Posts Tagged ‘professional judgement’

This week’s HEAL event: Lisa Forsberg speaking on ‘Enhancement and lifestyle interventions, and the lawfulness of medical treatment’

In 2015, Bioethics, Meetings on March 16, 2015 at 12:57 pm

We’re delighted to be welcoming Lisa Forsberg to Southampton on Wednesday 18 March, to present on ‘Enhancement and lifestyle interventions, and the lawfulness of medical treatment’. Lisa’s seminar will run from 3-4pm in room 4055/4. All welcome.

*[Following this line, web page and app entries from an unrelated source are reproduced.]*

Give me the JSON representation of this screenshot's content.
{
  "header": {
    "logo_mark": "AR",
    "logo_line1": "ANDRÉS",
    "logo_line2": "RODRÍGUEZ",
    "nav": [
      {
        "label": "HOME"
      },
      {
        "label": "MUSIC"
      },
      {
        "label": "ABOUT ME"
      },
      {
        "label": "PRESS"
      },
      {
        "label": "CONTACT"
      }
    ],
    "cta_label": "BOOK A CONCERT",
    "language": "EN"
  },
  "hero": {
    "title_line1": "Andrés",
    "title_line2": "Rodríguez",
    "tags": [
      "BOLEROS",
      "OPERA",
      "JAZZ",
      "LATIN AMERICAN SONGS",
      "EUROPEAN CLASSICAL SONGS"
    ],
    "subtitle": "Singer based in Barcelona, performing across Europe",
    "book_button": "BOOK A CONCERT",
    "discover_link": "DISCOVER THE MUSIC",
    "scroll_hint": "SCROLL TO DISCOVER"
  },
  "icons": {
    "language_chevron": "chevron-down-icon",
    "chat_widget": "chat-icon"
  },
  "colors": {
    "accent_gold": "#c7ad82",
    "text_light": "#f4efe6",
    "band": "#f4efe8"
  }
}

Abstract ‘Enhancement’ procedures, or interventions that are claimed to go beyond the mere restoration of health, have received considerable attention in the ethics literature and in popular fora, but the law’s ability to accommodate such interventions has remained an underexplored topic. Parties to the ‘enhancement’ debate often proceed from the assumption that ‘enhancement’ either ‘should be legalised’, or should not be. However, it is not in fact the case that ‘enhancement’ interventions are not currently regulated. Moreover, intervetions would not, under the current legal regime, be unlawful on the basis that they were ‘enhancement’ interventions, that is, whether an intervention is appropriately designated as an ‘enhancement’ or a ‘treatment’ is not determinative of its lawfulness. Rather, decisions about whether an ‘enhancement’ intervention should be provided are largely delegated to the medical profession, or indeed individual physicians, to be made on an ad hoc basis, in accordance with their ‘professional judgement’. It remains unclear, however, how physicians’ ‘professional judgement’ is expected to help them arrive at answers that track morally relevant considerations. It is argued here, that in the absence of guidance regarding how and on what basis such decisions should be made, physicians’ decisions are unlikely to track morally relevant considerations, and that where this is the case, this may unjustifiably interfere with patient autonomy.